MOSCOW -- Russia is weighing whether to block the release of a film about Soviet troops in Afghanistan that some say is unpatriotic, even as the director insists he created an honest account of the disastrous conflict.
"Brotherhood," to be distributed by the local arm of Walt Disney Co., sharply differs in tone from recent patriotic blockbuster films, such as "Crimean Bridge. Made with Love!", which a number of ex-Soviet states refused to screen due to its overt propaganda intent.
Shot by Russian director Pavel Lungin, "Brotherhood" shows Soviet soldiers getting drunk and looting during the chaotic final months of the 1979-1989 Soviet-Afghan war, which cost more than 14,000 Soviet soldiers their lives.
The movie's release was initially set for May 9, when Russia annually celebrates its World War II victory over the Nazis with a massive military parade on Red Square.
But veterans and relatives of those killed in the Afghan war, who say the film insults those who fought, have forced a change.
On April 17, a marketing representative for Disney in Russia, Yelena Brodskaya, told Russian agencies that the film would come out one day later than originally planned, as agreed with the Culture Ministry.
Disney's official Russian website also announced a May 10 release.
Boris Gromov, former commander of the main Soviet contingent in Afghanistan, denounced the film in a letter to the Culture Ministry, which controls cinema releases.
It was an "example of classic black Russophobia", he wrote.
"Brotherhood" depicts Soviet troops as "a rabble of degenerates, thieves, swindlers, murderers and scoundrels", he added.
Gromov heads an association of more than 10,000 veterans, which is demanding the ministry deny permission for the film's release.
Lungin "has made an unpatriotic film that deters young people from serving in the army", another former combatant, Igor Morozov, deputy chairman of the upper chamber of parliament's Committee on Science, Education and Culture , told AFP.
The film "shows our troops looting caravans, fighting and drinking on every street corner", he said. It "sullies the memory of Soviet dead" and "damages the country's image".
The war ended with Moscow's humiliating withdrawal from the country and was denounced even by Soviet leadership at the time as a foreign policy blunder.
Freedom of expression dwindles
The uproar over Lungin's unsparing film comes after years of dwindling freedom of expression under Russian President Vladimir Putin.
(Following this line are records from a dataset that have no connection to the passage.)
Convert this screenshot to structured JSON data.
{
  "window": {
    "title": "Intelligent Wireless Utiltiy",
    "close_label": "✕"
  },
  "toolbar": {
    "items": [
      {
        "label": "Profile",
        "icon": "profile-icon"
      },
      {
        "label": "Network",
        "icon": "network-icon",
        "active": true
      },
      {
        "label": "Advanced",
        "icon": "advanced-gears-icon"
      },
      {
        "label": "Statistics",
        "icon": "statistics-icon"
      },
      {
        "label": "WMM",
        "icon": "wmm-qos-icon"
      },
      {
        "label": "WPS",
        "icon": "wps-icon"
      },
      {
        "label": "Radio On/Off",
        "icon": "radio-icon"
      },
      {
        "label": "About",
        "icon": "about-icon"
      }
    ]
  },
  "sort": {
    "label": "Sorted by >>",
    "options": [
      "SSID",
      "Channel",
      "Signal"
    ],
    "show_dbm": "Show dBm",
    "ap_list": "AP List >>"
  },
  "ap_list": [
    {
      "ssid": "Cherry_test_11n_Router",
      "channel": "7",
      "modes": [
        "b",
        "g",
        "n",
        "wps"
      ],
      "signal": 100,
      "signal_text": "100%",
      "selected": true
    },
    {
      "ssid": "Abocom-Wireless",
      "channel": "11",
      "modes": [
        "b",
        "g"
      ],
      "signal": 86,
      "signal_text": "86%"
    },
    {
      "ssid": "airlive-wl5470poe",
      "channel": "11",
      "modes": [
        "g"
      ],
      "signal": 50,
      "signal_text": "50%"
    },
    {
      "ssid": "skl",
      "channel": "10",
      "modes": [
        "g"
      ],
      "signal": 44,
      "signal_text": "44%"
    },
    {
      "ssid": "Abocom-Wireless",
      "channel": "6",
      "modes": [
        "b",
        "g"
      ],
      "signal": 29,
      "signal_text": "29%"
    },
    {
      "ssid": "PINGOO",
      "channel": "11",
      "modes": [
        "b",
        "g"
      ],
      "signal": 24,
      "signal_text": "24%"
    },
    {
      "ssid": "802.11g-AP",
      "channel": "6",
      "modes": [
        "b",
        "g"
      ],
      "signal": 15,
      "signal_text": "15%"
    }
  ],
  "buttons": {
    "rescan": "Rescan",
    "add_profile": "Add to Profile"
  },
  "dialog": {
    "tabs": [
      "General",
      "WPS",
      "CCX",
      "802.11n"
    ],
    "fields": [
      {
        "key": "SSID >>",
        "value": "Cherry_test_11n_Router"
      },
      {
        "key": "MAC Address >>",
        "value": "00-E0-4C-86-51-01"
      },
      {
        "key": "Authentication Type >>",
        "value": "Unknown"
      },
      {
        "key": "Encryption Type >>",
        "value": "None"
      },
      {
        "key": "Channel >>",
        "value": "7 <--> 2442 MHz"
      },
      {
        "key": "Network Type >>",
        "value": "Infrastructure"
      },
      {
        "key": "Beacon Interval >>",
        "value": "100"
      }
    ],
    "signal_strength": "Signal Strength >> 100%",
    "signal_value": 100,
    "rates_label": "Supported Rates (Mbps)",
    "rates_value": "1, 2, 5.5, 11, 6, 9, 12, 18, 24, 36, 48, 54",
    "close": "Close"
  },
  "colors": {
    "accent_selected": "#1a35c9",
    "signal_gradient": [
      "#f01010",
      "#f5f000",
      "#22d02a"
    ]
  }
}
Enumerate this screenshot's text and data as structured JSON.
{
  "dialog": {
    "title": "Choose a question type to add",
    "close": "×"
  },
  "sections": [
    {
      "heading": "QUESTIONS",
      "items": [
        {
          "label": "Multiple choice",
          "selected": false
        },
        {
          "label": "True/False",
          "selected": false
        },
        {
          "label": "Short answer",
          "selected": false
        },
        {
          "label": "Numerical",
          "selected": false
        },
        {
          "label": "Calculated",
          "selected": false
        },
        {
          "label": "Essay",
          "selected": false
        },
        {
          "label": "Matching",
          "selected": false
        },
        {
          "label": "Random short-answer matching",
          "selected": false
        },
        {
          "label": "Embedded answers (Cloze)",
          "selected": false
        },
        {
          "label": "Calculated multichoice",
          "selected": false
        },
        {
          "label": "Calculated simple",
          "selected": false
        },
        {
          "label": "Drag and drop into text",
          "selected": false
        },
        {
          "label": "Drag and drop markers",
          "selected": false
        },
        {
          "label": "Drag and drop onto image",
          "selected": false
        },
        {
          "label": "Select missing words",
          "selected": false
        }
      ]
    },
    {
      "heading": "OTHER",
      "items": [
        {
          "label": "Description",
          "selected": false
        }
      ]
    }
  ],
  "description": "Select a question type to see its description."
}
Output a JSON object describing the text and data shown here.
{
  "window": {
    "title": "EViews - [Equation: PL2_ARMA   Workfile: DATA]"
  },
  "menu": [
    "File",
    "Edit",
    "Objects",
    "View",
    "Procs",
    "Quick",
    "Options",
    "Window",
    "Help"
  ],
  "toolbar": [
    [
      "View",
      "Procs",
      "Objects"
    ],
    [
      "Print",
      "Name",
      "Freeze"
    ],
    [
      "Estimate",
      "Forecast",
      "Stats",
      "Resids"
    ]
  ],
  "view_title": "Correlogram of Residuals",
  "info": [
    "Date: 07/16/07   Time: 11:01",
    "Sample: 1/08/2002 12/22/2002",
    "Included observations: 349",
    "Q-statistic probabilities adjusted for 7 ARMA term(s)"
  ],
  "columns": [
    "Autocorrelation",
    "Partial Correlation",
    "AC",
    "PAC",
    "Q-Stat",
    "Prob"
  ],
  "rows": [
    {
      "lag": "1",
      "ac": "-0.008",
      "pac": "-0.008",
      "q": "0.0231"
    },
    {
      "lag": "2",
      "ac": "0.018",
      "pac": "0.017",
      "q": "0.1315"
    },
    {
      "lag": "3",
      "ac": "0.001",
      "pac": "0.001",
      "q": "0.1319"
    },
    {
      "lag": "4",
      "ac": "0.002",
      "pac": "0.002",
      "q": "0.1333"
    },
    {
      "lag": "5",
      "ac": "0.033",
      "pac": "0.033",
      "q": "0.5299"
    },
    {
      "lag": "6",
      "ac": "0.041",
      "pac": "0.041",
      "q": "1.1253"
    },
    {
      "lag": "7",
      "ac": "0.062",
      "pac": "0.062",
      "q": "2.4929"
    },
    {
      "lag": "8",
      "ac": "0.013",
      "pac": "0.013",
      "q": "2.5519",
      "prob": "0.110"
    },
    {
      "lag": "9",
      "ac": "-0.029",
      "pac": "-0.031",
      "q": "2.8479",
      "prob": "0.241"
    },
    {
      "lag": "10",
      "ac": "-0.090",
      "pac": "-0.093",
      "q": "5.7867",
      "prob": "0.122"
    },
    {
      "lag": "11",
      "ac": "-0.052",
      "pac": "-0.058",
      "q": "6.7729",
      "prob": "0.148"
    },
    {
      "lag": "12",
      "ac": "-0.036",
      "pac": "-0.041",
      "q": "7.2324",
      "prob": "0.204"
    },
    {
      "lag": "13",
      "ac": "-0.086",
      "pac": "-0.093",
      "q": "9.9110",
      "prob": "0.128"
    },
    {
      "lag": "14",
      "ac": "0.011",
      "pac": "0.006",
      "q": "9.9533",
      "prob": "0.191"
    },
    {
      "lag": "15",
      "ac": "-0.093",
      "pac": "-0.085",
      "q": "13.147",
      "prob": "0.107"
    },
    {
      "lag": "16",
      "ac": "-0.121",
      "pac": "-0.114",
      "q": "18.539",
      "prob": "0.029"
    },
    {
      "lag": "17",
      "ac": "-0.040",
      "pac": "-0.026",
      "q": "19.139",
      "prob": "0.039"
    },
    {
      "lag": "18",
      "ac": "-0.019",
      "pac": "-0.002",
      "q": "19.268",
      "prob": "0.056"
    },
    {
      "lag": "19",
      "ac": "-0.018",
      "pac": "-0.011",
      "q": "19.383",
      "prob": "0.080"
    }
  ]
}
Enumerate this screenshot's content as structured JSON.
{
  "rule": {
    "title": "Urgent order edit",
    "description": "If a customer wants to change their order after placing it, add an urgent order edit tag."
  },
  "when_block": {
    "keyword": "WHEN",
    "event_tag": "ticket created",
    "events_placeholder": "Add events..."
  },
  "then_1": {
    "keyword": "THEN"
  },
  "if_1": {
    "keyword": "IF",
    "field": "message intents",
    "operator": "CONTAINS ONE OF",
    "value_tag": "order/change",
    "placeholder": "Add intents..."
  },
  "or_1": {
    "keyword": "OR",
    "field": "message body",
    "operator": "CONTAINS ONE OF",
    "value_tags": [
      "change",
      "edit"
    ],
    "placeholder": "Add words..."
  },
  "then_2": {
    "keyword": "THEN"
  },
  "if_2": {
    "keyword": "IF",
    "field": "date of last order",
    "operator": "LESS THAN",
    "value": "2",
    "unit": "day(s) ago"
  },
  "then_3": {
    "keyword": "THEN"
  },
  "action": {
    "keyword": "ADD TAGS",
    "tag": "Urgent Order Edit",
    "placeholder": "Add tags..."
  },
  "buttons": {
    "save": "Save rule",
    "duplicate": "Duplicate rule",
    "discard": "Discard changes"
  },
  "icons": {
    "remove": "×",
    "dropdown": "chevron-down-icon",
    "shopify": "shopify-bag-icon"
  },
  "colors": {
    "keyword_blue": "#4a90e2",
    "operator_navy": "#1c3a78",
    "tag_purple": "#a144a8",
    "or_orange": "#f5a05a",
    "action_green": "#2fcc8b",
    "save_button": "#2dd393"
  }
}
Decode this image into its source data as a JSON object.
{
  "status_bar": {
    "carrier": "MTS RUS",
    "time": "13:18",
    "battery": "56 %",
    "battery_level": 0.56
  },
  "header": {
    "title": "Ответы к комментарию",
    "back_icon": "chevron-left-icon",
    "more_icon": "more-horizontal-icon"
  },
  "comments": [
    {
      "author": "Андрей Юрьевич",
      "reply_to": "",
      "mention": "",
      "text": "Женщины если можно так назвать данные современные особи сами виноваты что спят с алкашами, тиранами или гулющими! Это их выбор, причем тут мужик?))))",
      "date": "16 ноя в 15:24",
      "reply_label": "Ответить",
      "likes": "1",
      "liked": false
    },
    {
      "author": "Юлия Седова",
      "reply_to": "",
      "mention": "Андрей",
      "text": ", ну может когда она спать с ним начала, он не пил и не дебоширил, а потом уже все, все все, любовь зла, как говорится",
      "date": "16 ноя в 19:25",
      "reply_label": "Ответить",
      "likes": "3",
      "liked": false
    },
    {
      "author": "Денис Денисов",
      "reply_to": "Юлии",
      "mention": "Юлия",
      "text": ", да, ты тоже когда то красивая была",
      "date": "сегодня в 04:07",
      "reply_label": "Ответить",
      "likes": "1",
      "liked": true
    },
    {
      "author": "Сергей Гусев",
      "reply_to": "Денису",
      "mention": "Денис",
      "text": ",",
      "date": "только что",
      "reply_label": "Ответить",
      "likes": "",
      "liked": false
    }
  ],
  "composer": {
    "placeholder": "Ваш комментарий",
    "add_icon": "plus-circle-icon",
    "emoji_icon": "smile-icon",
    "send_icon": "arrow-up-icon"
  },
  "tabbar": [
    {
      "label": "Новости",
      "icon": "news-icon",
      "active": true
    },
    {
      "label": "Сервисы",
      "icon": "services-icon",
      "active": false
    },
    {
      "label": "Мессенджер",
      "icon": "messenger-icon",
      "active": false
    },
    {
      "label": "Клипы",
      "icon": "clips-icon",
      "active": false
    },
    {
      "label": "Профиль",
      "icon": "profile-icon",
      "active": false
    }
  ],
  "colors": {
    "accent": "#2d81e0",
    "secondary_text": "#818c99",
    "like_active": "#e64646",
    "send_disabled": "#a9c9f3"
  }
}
His regime long ago stifled independent newspapers and TV channels, with the internet apparently Russian censors' next target.
In March and April, the Kremlin moved to restrict expression on the internet.
In April, the lower chamber of parliament approved a draft law that, if enacted, would "increase Moscow's sovereignty over its internet segment", as reported by Reuters.
In March, Putin signed a law prohibiting online content with "blatant disrespect" toward "society, the state, official state symbols and the Russian constitution", as reported by the Organised Crime and Corruption Reporting Project.
A new type of censorship
Russia's culture officials have stepped up efforts to fund and promote cinema that positively depicts Soviet history including World War II.
Other recent state-funded films have highlighted sporting triumphs and the space race and have put a positive spin on the illegal annexation of Crimea.
Last year, the Culture Ministry banned British writer-director Armando Iannucci's black comedy "The Death of Stalin".
This year, the director of a Russian comedy set during the siege of Leningrad in World War II opted to release his film online rather than apply for a cinematic release, after it prompted outrage from lawmakers.
"Brotherhood" director Lungin told AFP that he was "shocked by this new type of censorship from below", led by influential veteran groups rather than by Culture Ministry officials.
"I wanted to make an honest film for young people so that they could identify with those guys who were lost in the middle of the war," he said.
The idea for the film came from a former director of Russia's Federal Security Service, Nikolai Kovalyov, who was involved in parts of the conflict, emphasised Lungin.
Shortly before his death at the age of 69 this month, Kovalyov "congratulated me on the result and gave his blessing to the film", Lungin said.
"We have to stop glorifying our history and start talking about the wounds left by the wars in Afghanistan and Chechnya," he added.
The uproar over the film comes shortly after the 30th anniversary of the Soviet withdrawal from Afghanistan in February.
Some former combatants have attempted to recast the painful historic episode as having been justified by the interests of national security.
Putin appeared to back the intervention in 2015, saying that the Soviet leadership was trying to confront "real threats" even though he acknowledged "many mistakes".
In late January, Russia's parliamentary Defence Committee backed a draft resolution saying that Soviet troops helped the Afghan authorities fight "terrorist and extremist groups".
Still, the draft resolution has yet to be voted on in full session, reflecting the authorities' reluctance to formally revisit this traumatic episode.
Amid heightened tensions with Western powers in recent years, "Russia is reviving its Soviet past to justify its new opposition to the West," Irina Shcherbakova, a founding member of Memorial, a Russian human-rights organisation, told AFP in February.